● Task brief
Look through the records below and collect all lines that hold the string "checked".

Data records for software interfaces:
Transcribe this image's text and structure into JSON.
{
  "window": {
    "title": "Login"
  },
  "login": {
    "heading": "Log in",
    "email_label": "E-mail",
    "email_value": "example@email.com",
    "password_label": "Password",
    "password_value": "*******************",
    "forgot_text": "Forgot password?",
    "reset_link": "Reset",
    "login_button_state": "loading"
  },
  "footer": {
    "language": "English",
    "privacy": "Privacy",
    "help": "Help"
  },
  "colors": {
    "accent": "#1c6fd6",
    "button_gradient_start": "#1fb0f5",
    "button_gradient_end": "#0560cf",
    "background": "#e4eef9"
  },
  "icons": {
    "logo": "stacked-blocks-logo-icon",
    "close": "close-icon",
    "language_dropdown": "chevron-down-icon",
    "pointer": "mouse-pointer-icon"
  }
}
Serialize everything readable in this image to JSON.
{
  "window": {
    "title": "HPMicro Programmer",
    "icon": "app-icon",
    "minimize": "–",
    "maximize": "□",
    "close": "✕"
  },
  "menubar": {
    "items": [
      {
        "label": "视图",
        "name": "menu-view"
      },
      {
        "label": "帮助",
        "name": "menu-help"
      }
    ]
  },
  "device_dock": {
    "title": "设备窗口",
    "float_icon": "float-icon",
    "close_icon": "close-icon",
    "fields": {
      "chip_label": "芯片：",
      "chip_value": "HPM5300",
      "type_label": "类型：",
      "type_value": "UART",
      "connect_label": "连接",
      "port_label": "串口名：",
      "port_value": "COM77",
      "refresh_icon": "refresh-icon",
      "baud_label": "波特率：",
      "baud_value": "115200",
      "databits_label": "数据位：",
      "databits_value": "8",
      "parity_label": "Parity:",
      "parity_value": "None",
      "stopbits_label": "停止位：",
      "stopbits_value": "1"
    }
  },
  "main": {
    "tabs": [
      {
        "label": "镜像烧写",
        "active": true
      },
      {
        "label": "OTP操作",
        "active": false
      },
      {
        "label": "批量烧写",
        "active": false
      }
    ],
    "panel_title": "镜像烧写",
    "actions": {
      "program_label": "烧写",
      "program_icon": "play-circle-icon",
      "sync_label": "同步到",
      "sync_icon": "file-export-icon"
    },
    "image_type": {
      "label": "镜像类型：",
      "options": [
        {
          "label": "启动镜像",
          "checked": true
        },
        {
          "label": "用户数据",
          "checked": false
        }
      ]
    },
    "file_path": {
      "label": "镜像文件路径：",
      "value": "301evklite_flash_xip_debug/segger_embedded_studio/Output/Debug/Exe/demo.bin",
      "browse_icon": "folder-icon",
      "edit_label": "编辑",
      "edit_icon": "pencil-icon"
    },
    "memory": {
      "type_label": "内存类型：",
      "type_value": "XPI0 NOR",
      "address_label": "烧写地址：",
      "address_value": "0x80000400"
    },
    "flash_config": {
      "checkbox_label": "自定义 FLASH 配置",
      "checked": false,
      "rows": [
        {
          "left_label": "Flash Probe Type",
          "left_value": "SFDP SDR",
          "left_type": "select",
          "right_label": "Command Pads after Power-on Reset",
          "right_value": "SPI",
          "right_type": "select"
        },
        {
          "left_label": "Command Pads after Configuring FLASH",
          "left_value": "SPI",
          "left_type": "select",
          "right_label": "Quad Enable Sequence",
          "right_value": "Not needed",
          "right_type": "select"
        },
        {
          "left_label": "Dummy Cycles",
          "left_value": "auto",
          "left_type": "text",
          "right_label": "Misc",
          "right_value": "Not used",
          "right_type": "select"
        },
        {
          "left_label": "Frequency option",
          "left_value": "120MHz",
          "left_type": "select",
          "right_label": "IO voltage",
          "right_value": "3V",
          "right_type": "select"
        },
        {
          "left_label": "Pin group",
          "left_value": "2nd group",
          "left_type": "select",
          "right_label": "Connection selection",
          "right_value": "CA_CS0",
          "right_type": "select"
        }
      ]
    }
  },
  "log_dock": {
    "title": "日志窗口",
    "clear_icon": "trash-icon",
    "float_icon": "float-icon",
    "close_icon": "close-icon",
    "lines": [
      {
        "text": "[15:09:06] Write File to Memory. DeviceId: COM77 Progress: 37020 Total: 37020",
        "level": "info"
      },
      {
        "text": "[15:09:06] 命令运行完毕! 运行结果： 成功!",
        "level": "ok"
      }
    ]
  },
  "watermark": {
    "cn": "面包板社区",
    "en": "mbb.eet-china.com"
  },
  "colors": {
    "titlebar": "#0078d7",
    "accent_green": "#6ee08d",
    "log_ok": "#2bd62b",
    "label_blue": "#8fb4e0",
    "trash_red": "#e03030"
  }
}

● Response area
          "checked": true
          "checked": false
      "checked": false,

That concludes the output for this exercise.